Stored data entries:
-- -- --
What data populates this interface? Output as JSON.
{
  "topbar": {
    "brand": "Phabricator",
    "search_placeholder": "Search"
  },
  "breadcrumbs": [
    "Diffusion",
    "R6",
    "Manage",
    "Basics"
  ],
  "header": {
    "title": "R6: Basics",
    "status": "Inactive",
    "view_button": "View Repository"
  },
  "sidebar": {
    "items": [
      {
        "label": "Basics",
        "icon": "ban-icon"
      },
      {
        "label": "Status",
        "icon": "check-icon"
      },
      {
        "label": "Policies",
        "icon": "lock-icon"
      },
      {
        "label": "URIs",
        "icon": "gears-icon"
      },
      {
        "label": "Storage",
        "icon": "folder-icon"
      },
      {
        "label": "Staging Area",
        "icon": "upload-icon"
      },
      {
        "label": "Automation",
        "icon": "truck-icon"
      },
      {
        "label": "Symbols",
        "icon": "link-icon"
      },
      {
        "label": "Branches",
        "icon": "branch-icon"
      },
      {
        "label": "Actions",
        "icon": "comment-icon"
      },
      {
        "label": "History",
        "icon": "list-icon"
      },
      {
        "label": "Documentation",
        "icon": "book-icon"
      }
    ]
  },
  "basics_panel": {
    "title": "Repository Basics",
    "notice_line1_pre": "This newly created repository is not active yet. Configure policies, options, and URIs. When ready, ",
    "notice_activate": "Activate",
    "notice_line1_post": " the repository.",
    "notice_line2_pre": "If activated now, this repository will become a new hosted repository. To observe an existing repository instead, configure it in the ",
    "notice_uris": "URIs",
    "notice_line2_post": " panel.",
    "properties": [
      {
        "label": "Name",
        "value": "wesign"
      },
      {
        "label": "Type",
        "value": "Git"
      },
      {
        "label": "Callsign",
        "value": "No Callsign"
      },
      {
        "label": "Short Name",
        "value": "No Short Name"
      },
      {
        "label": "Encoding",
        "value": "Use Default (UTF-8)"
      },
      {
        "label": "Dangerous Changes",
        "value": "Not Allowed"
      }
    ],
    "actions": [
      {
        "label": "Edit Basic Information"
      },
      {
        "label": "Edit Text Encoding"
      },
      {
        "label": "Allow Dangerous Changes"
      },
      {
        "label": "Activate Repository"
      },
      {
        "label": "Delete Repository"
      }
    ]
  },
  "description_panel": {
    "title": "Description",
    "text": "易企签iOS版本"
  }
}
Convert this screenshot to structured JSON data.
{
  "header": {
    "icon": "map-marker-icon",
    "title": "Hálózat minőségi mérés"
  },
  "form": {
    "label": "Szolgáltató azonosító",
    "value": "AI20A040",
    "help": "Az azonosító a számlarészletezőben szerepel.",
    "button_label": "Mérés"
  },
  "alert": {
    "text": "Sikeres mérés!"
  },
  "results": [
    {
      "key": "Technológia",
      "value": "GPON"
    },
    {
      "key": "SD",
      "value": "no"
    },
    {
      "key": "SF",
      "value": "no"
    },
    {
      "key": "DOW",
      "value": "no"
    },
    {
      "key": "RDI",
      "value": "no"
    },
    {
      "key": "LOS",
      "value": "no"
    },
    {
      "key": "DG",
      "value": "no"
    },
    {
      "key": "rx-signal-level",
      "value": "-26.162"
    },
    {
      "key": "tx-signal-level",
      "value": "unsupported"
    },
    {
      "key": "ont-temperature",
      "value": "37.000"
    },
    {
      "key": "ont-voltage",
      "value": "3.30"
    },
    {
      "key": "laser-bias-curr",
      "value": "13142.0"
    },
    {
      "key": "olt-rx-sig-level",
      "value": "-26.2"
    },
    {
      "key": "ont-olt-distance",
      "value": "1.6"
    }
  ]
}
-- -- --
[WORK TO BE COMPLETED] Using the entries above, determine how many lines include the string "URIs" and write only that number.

[TASK SOLUTION] 3